Shaka Smart is not unusual in the fact that his offenses typically do better when he has players who hit threes -- you can say the same for almost every other basketball coach. (Yes, your offense will be better if players can shoot -- it's a novel concept for sure.) But I think it is safe to say that his approach puts an even greater premium on being able to shoot the ball from the perimeter than is typical, simply because so many shots will be attempted from distance.
Texas will need shooters to maximize Smart's offense. There is no way around this.
Taking care of the ball
In most seasons, Rick Barnes' Texas teams took care of the rock. Smart's teams at VCU have as well. In fact, in the six seasons Smart has been its head coach VCU's turnover rate (the percentage of possessions that end in a turnover) has been lower than Texas' turnover rate in every single year.
Good offense necessarily starts by having the basketball; just try scoring without it. VCU's ball security, when combined with its obsessive focus on forcing turnovers at the other end of the floor, always meant that the Rams were likely to get off more shot attempts in a game than their opponents.

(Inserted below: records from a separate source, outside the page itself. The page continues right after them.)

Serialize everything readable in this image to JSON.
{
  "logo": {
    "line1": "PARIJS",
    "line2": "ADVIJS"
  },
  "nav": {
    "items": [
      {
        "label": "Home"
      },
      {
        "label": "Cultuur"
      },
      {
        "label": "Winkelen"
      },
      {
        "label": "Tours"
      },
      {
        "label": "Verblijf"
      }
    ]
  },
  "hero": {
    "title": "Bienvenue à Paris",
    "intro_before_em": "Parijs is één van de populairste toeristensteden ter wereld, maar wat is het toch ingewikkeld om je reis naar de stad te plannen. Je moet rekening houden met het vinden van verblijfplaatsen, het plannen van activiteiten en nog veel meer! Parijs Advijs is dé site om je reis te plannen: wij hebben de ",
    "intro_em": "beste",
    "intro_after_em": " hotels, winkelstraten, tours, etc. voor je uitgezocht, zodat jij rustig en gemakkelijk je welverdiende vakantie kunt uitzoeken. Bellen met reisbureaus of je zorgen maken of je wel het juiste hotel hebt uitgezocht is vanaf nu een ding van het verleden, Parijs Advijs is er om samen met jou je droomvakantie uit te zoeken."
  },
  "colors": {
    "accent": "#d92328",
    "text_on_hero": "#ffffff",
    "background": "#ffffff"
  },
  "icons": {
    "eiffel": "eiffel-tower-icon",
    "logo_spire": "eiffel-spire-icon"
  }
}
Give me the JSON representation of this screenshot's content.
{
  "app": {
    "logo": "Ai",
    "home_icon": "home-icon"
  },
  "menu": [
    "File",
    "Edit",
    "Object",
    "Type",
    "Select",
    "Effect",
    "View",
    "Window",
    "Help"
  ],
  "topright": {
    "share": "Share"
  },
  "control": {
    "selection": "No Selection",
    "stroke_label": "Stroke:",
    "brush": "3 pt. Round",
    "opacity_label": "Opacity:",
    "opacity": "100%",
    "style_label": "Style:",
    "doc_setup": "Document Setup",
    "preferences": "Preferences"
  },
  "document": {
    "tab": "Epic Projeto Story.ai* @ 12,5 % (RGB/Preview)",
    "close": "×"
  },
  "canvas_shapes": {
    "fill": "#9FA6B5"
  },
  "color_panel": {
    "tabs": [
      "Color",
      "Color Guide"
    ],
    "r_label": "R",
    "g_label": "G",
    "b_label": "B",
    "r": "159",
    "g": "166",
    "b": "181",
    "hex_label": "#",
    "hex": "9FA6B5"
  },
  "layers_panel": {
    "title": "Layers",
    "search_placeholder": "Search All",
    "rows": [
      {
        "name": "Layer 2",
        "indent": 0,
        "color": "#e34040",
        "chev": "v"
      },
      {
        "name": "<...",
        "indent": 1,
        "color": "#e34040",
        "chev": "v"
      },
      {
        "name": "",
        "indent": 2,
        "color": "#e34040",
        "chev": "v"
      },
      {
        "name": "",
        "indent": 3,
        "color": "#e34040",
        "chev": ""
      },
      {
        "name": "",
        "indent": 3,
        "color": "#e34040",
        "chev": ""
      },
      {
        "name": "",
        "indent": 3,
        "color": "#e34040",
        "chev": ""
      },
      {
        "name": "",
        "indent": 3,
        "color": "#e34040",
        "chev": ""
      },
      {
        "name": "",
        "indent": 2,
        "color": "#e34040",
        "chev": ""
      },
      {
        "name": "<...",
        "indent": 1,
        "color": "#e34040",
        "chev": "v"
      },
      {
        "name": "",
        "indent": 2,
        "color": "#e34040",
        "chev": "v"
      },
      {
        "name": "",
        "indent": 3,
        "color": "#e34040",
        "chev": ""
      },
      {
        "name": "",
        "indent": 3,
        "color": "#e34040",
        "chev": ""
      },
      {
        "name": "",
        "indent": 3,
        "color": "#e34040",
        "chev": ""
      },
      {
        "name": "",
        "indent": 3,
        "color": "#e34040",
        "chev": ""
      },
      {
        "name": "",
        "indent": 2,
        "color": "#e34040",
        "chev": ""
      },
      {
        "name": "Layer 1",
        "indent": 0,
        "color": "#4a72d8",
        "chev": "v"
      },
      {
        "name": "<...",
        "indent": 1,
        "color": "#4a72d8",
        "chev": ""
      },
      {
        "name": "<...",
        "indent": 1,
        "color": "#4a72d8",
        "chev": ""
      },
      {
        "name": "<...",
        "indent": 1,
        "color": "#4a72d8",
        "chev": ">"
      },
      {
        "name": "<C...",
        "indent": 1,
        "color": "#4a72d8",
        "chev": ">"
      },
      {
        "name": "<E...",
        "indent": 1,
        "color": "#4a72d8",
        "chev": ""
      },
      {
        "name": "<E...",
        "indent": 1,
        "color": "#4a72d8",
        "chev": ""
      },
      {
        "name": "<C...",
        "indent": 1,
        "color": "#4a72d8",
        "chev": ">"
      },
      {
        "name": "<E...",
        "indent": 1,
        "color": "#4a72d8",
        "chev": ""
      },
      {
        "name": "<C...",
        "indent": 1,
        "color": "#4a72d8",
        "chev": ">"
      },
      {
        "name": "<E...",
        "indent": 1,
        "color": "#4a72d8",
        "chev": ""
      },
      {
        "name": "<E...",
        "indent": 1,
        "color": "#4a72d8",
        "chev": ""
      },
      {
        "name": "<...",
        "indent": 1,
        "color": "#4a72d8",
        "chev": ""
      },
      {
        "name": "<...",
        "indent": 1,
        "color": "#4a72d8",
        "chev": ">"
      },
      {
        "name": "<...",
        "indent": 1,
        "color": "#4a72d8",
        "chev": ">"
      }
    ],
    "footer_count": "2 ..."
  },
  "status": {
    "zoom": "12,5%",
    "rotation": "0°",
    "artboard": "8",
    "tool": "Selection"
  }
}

This season, the Rams averaged 6.9 extra field goal attempts and 2.3 extra free throw attempts than their opponents per game. In an average game this advantage is roughly worth an extra eight points. Forcing turnovers is a big part of this advantage, but protecting the ball is an important part as well.
In fact, in terms of its effect on final game scores, VCU's offensive turnover percentage (15.7%) was the second-most important thing that it did next to forcing turnovers on defense. Taking care of the ball is something that frequently goes unnoticed (you don't notice something that doesn't happen), but it is important to a successful offense.
Reflecting on this makes me wonder if all those fast three pointers perhaps have another benefit beyond just getting up a shot worth an extra point. A quick transition three is a fairly low-risk play, in that shooting quick threes can help to limit turnovers. Perhaps the most extreme example of this approach occurs two hours away from Richmond, at the Virginia Military Institute, where head coach Duggar Baucom describes his philosophy simply: "we try to shoot it before we turn it over." Most years, VMI ends up with a high number of threes, a lightning-quick pace, and one of the lower turnover rates in the nation. (Note that Baucom recently left VMI to accept the head coaching job at The Citadel.)
What Smart is doing in no way resembles the deconstructed Westheadian experiment of Baucom, but we can still learn something from the example. Quick threes, which are a major part of Smart's offense, are easy to get without a lot of risk. The VCU offense featured a lot of these sorts of shots.
So how will this all work?
One of the things that will be most interesting to watch during Smart's first season in Austin will be how he adapts his approach to the Texas roster. Smart's offense at a high level functions best when it can get out in transition and bomb threes.
From my perspective, I have absolutely no idea what Smart will attempt to implement in his first season, and how it will work. It is not out of the question that a player like Javan Felix could end up with 200 three-point attempts, and that Demarcus Holland and Kendal Yancy will get their chances as well.
It will also be interesting to see how Smart adapts Texas' gaggle of big men to his up-tempo, bombs-away philosophy. It makes me think, at least for the first year, he will seek to find some middle ground between his previous approach to the game and his roster; Smart hinted as much during his introductory press conference.
It is going to be very interesting to watch this play out.